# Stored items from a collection
______

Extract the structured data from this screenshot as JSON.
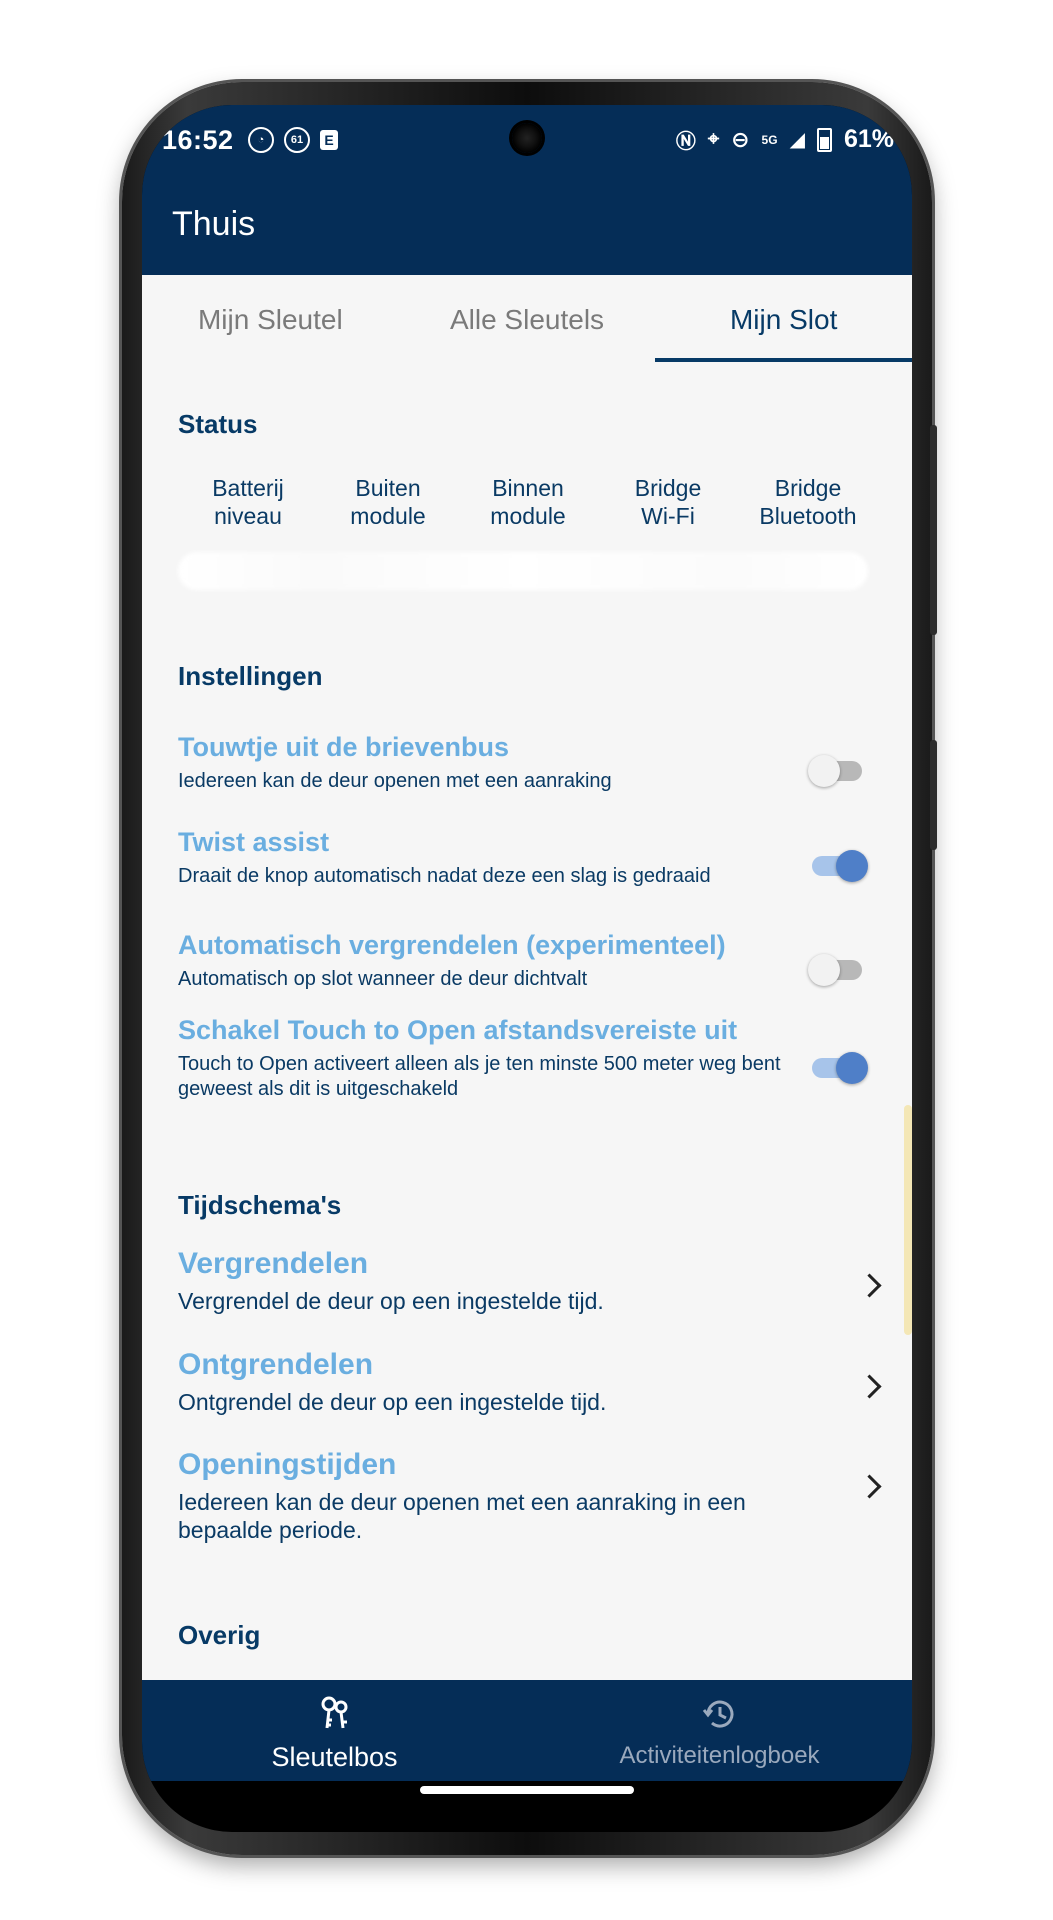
{
  "status_bar": {
    "time": "16:52",
    "notif_icons": [
      "sync-icon",
      "61-badge-icon",
      "e-icon"
    ],
    "right_icons": [
      "nfc-icon",
      "location-icon",
      "dnd-icon",
      "signal-5g-icon",
      "battery-icon"
    ],
    "network": "5G",
    "battery": "61%"
  },
  "app_bar": {
    "title": "Thuis"
  },
  "tabs": [
    {
      "label": "Mijn Sleutel",
      "active": false
    },
    {
      "label": "Alle Sleutels",
      "active": false
    },
    {
      "label": "Mijn Slot",
      "active": true
    }
  ],
  "status_section": {
    "title": "Status",
    "columns": [
      {
        "line1": "Batterij",
        "line2": "niveau"
      },
      {
        "line1": "Buiten",
        "line2": "module"
      },
      {
        "line1": "Binnen",
        "line2": "module"
      },
      {
        "line1": "Bridge",
        "line2": "Wi-Fi"
      },
      {
        "line1": "Bridge",
        "line2": "Bluetooth"
      }
    ]
  },
  "settings_section": {
    "title": "Instellingen",
    "items": [
      {
        "title": "Touwtje uit de brievenbus",
        "desc": "Iedereen kan de deur openen met een aanraking",
        "enabled": false
      },
      {
        "title": "Twist assist",
        "desc": "Draait de knop automatisch nadat deze een slag is gedraaid",
        "enabled": true
      },
      {
        "title": "Automatisch vergrendelen (experimenteel)",
        "desc": "Automatisch op slot wanneer de deur dichtvalt",
        "enabled": false
      },
      {
        "title": "Schakel Touch to Open afstandsvereiste uit",
        "desc": "Touch to Open activeert alleen als je ten minste 500 meter weg bent geweest als dit is uitgeschakeld",
        "enabled": true
      }
    ]
  },
  "schedules_section": {
    "title": "Tijdschema's",
    "items": [
      {
        "title": "Vergrendelen",
        "desc": "Vergrendel de deur op een ingestelde tijd."
      },
      {
        "title": "Ontgrendelen",
        "desc": "Ontgrendel de deur op een ingestelde tijd."
      },
      {
        "title": "Openingstijden",
        "desc": "Iedereen kan de deur openen met een aanraking in een bepaalde periode."
      }
    ]
  },
  "other_section": {
    "title": "Overig"
  },
  "bottom_nav": [
    {
      "label": "Sleutelbos",
      "icon": "keys-icon",
      "active": true
    },
    {
      "label": "Activiteitenlogboek",
      "icon": "history-icon",
      "active": false
    }
  ],
  "colors": {
    "primary_dark": "#052d57",
    "accent_blue": "#6aaee0",
    "toggle_on": "#4f7fc8",
    "background": "#f6f6f6"
  }
}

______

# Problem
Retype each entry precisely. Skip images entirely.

# Result of the exercise
Extract the structured data from this screenshot as JSON.
{
  "status_bar": {
    "time": "16:52",
    "notif_icons": [
      "sync-icon",
      "61-badge-icon",
      "e-icon"
    ],
    "right_icons": [
      "nfc-icon",
      "location-icon",
      "dnd-icon",
      "signal-5g-icon",
      "battery-icon"
    ],
    "network": "5G",
    "battery": "61%"
  },
  "app_bar": {
    "title": "Thuis"
  },
  "tabs": [
    {
      "label": "Mijn Sleutel",
      "active": false
    },
    {
      "label": "Alle Sleutels",
      "active": false
    },
    {
      "label": "Mijn Slot",
      "active": true
    }
  ],
  "status_section": {
    "title": "Status",
    "columns": [
      {
        "line1": "Batterij",
        "line2": "niveau"
      },
      {
        "line1": "Buiten",
        "line2": "module"
      },
      {
        "line1": "Binnen",
        "line2": "module"
      },
      {
        "line1": "Bridge",
        "line2": "Wi-Fi"
      },
      {
        "line1": "Bridge",
        "line2": "Bluetooth"
      }
    ]
  },
  "settings_section": {
    "title": "Instellingen",
    "items": [
      {
        "title": "Touwtje uit de brievenbus",
        "desc": "Iedereen kan de deur openen met een aanraking",
        "enabled": false
      },
      {
        "title": "Twist assist",
        "desc": "Draait de knop automatisch nadat deze een slag is gedraaid",
        "enabled": true
      },
      {
        "title": "Automatisch vergrendelen (experimenteel)",
        "desc": "Automatisch op slot wanneer de deur dichtvalt",
        "enabled": false
      },
      {
        "title": "Schakel Touch to Open afstandsvereiste uit",
        "desc": "Touch to Open activeert alleen als je ten minste 500 meter weg bent geweest als dit is uitgeschakeld",
        "enabled": true
      }
    ]
  },
  "schedules_section": {
    "title": "Tijdschema's",
    "items": [
      {
        "title": "Vergrendelen",
        "desc": "Vergrendel de deur op een ingestelde tijd."
      },
      {
        "title": "Ontgrendelen",
        "desc": "Ontgrendel de deur op een ingestelde tijd."
      },
      {
        "title": "Openingstijden",
        "desc": "Iedereen kan de deur openen met een aanraking in een bepaalde periode."
      }
    ]
  },
  "other_section": {
    "title": "Overig"
  },
  "bottom_nav": [
    {
      "label": "Sleutelbos",
      "icon": "keys-icon",
      "active": true
    },
    {
      "label": "Activiteitenlogboek",
      "icon": "history-icon",
      "active": false
    }
  ],
  "colors": {
    "primary_dark": "#052d57",
    "accent_blue": "#6aaee0",
    "toggle_on": "#4f7fc8",
    "background": "#f6f6f6"
  }
}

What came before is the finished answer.